By practicing mindfulness meditation, you can learn to focus on the present and decrease negative thoughts and emotions. Mindfulness exercises can also help you develop a sense of calm and relaxation in your daily life.
3. Connect with Others
Building a support network of friends and family can be a valuable resource in managing endogenous depression. Reach out to friends, family members, or even support groups to connect with others who understand what you’re going through.
4. Set Realistic Goals
Setting realistic goals and achieving them can help boost your self-esteem and provide a sense of accomplishment. Start with small goals, such as completing a household task or taking a short walk, and gradually build up to larger goals.
5. Seek Professional Help
If you are struggling with endogenous depression, seeking professional help can be a beneficial step in managing your symptoms. Talk to your doctor or a mental health professional to explore treatment options that may work for you.
By incorporating these coping strategies into your daily routine, you can learn to manage your symptoms, improve your mood, and lead a fulfilling life with endogenous depression.

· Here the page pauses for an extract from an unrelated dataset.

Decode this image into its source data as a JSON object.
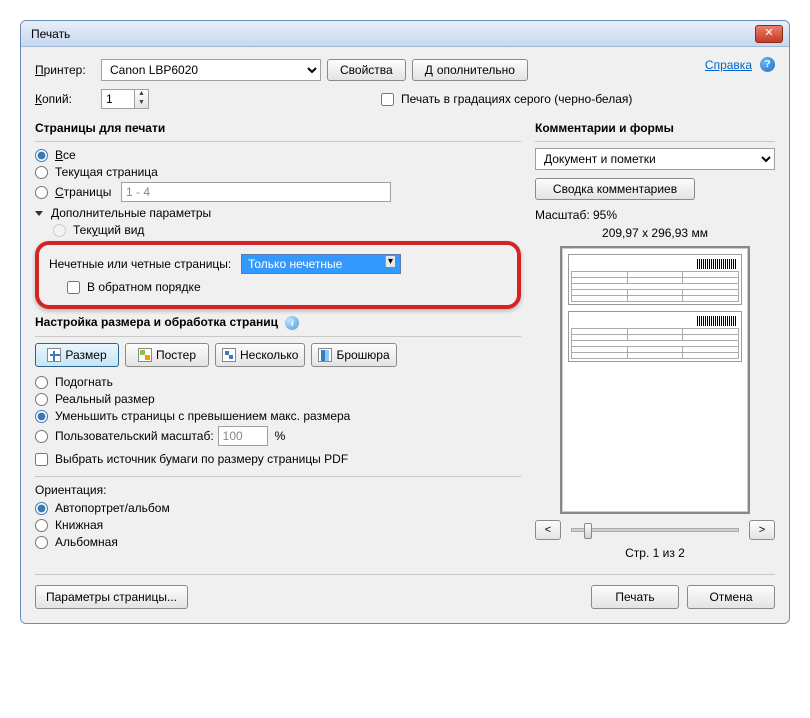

Q: What is endogenous depression?
A: Endogenous depression is a type of depression that is believed to be primarily caused by internal factors, such as genetics or brain chemistry.

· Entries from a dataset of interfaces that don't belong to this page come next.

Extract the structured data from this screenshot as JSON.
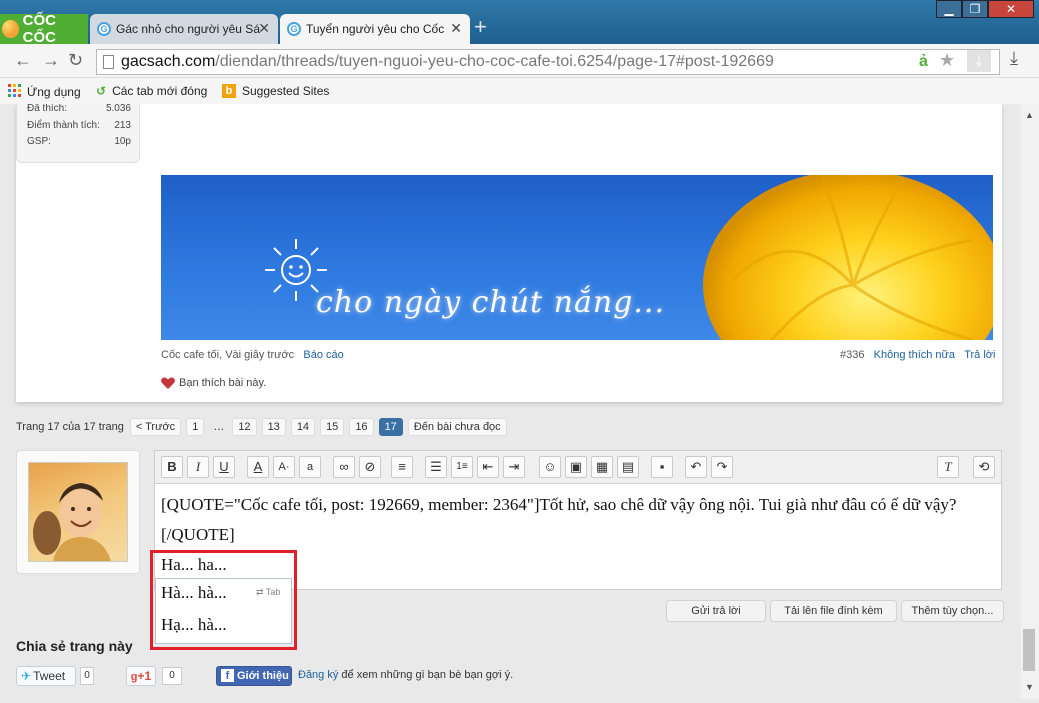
{
  "browser": {
    "brand": "CỐC CỐC",
    "tabs": [
      {
        "title": "Gác nhỏ cho người yêu Sá",
        "favicon": "G"
      },
      {
        "title": "Tuyển người yêu cho Cốc",
        "favicon": "G"
      }
    ],
    "window_buttons": {
      "minimize": "▁",
      "restore": "❐",
      "close": "✕"
    },
    "url_domain": "gacsach.com",
    "url_path": "/diendan/threads/tuyen-nguoi-yeu-cho-coc-cafe-toi.6254/page-17#post-192669",
    "bookmarks": [
      "Ứng dụng",
      "Các tab mới đóng",
      "Suggested Sites"
    ]
  },
  "user_stats": [
    {
      "label": "Đã thích:",
      "value": "5.036"
    },
    {
      "label": "Điểm thành tích:",
      "value": "213"
    },
    {
      "label": "GSP:",
      "value": "10p"
    }
  ],
  "banner": {
    "text": "cho ngày chút nắng..."
  },
  "post_meta": {
    "author_time": "Cốc cafe tối, Vài giây trước",
    "report": "Báo cáo",
    "number": "#336",
    "unlike": "Không thích nữa",
    "reply": "Trả lời",
    "liked_text": "Bạn thích bài này."
  },
  "pagination": {
    "summary": "Trang 17 của 17 trang",
    "prev": "< Trước",
    "pages": [
      "1",
      "…",
      "12",
      "13",
      "14",
      "15",
      "16",
      "17"
    ],
    "current": "17",
    "unread": "Đến bài chưa đọc"
  },
  "editor": {
    "content": "[QUOTE=\"Cốc cafe tối, post: 192669, member: 2364\"]Tốt hử, sao chê dữ vậy ông nội. Tui già như đâu có ế dữ vậy?[/QUOTE]",
    "typed": "Ha... ha...",
    "suggestions": [
      "Hà... hà...",
      "Hạ... hà..."
    ],
    "suggestion_hint": "Tab"
  },
  "actions": {
    "submit": "Gửi trả lời",
    "upload": "Tải lên file đính kèm",
    "more": "Thêm tùy chọn..."
  },
  "share": {
    "title": "Chia sẻ trang này",
    "tweet": "Tweet",
    "tweet_count": "0",
    "gplus": "+1",
    "gplus_count": "0",
    "fb_button": "Giới thiệu",
    "fb_signup": "Đăng ký",
    "fb_text": "để xem những gì bạn bè bạn gợi ý."
  }
}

Q: How is endogenous depression different from major depressive disorder?
A: Endogenous depression is a subtype of major depressive disorder, characterized by a more internal or biological cause, whereas major depressive disorder can have various causes.
Q: What are the symptoms of endogenous depression?

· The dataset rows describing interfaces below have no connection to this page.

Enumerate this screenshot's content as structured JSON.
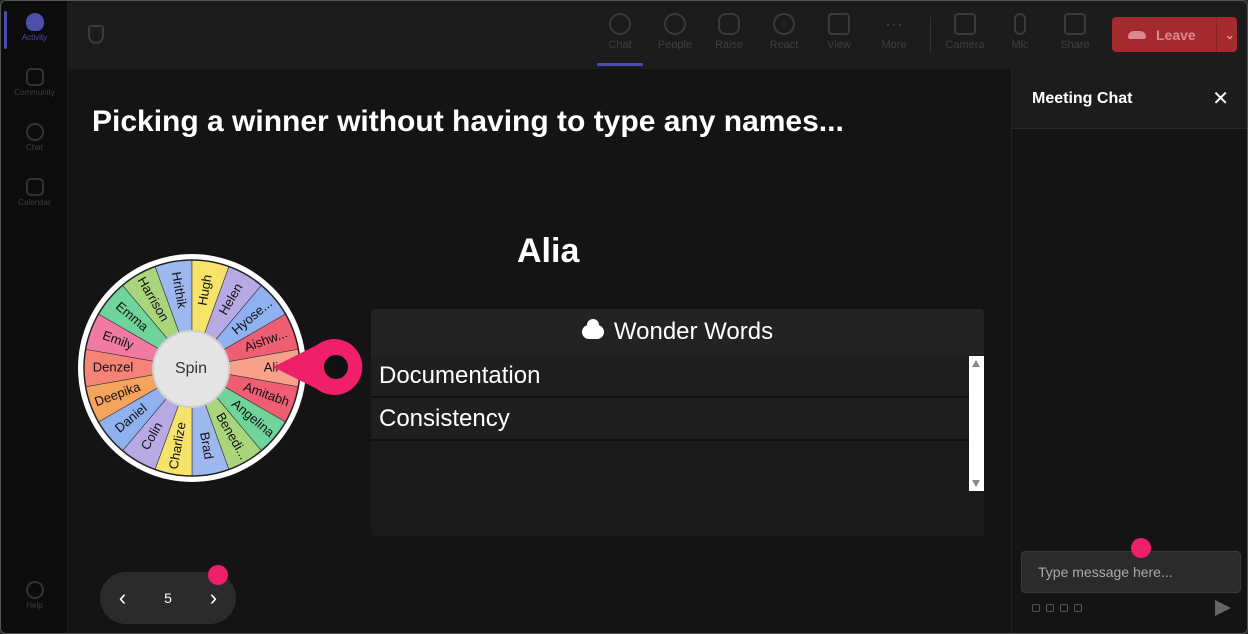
{
  "rail": {
    "items": [
      {
        "label": "Activity"
      },
      {
        "label": "Community"
      },
      {
        "label": "Chat"
      },
      {
        "label": "Calendar"
      },
      {
        "label": "Help"
      }
    ]
  },
  "toolbar": {
    "chat": "Chat",
    "people": "People",
    "raise": "Raise",
    "react": "React",
    "view": "View",
    "more": "More",
    "camera": "Camera",
    "mic": "Mic",
    "share": "Share",
    "leave": "Leave"
  },
  "stage": {
    "title": "Picking a winner without having to type any names...",
    "winner": "Alia",
    "spin_label": "Spin"
  },
  "wheel": {
    "names": [
      "Ali",
      "Amitabh",
      "Angelina",
      "Benedi...",
      "Brad",
      "Charlize",
      "Colin",
      "Daniel",
      "Deepika",
      "Denzel",
      "Emily",
      "Emma",
      "Harrison",
      "Hrithik",
      "Hugh",
      "Helen",
      "Hyose...",
      "Aishw..."
    ],
    "colors": [
      "#f7a08a",
      "#f05e73",
      "#6fd39a",
      "#a9d67c",
      "#9db7ef",
      "#f7e36a",
      "#b7a9e3",
      "#8fb1ef",
      "#f5a45e",
      "#f58476",
      "#f07aa3",
      "#6fd39a",
      "#a9d67c",
      "#9db7ef",
      "#f7e36a",
      "#b7a9e3",
      "#8fb1ef",
      "#f05e73"
    ],
    "pointer_color": "#ef1f6a"
  },
  "wonder_words": {
    "header": "Wonder Words",
    "items": [
      "Documentation",
      "Consistency"
    ]
  },
  "pager": {
    "page": "5"
  },
  "chat": {
    "title": "Meeting Chat",
    "placeholder": "Type message here..."
  }
}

A: Symptoms of endogenous depression may include persistent sadness or low mood, loss of interest or pleasure in previously enjoyed activities, changes in appetite or weight, difficulty sleeping or excessive sleeping, fatigue or lack of energy, feelings of worthlessness or excessive guilt, difficulty concentrating or making decisions, and recurrent thoughts of death or suicide.
Q: What are the potential causes of endogenous depression?
A: Endogenous depression may be caused by a combination of genetic, biochemical, and environmental factors. Psychological factors, such as personality traits or early life experiences, may also contribute to its development.
Q: How is endogenous depression diagnosed?
A: Diagnosis of endogenous depression is typically based on the presence of specific symptoms that meet the criteria outlined in the Diagnostic and Statistical Manual of Mental Disorders (DSM-5). Healthcare professionals may also use assessment tools, such as questionnaires or interviews, to aid in the diagnosis.
Q: What are the treatment options for endogenous depression?
A: Treatment options for endogenous depression may include antidepressant medication, psychotherapy (such as cognitive-behavioral therapy or interpersonal therapy), and lifestyle changes, such as exercise and stress management techniques.
Q: What coping strategies can help manage endogenous depression?
A: Coping strategies that can help manage endogenous depression may include practicing self-care, engaging in activities that bring joy or relaxation, seeking support from loved ones or support groups, and learning and implementing healthy coping mechanisms to deal with stressors.
Q: Are there any lifestyle changes that can be beneficial for individuals with endogenous depression?
A: Yes, lifestyle changes such as regular exercise, maintaining a balanced diet, getting enough sleep, and incorporating stress management techniques into daily life can be beneficial for individuals with endogenous depression.
Q: How important is it to seek professional help for endogenous depression?
A: Seeking professional help for endogenous depression is crucial. Mental health professionals can provide proper diagnosis, develop personalized treatment plans, and offer support and guidance throughout the recovery process.
Q: What role do support systems play in managing endogenous depression?
A: Having a strong support system in place can be invaluable for individuals with endogenous depression. Supportive friends, family, or support groups can provide emotional support, understanding, and encouragement during difficult times.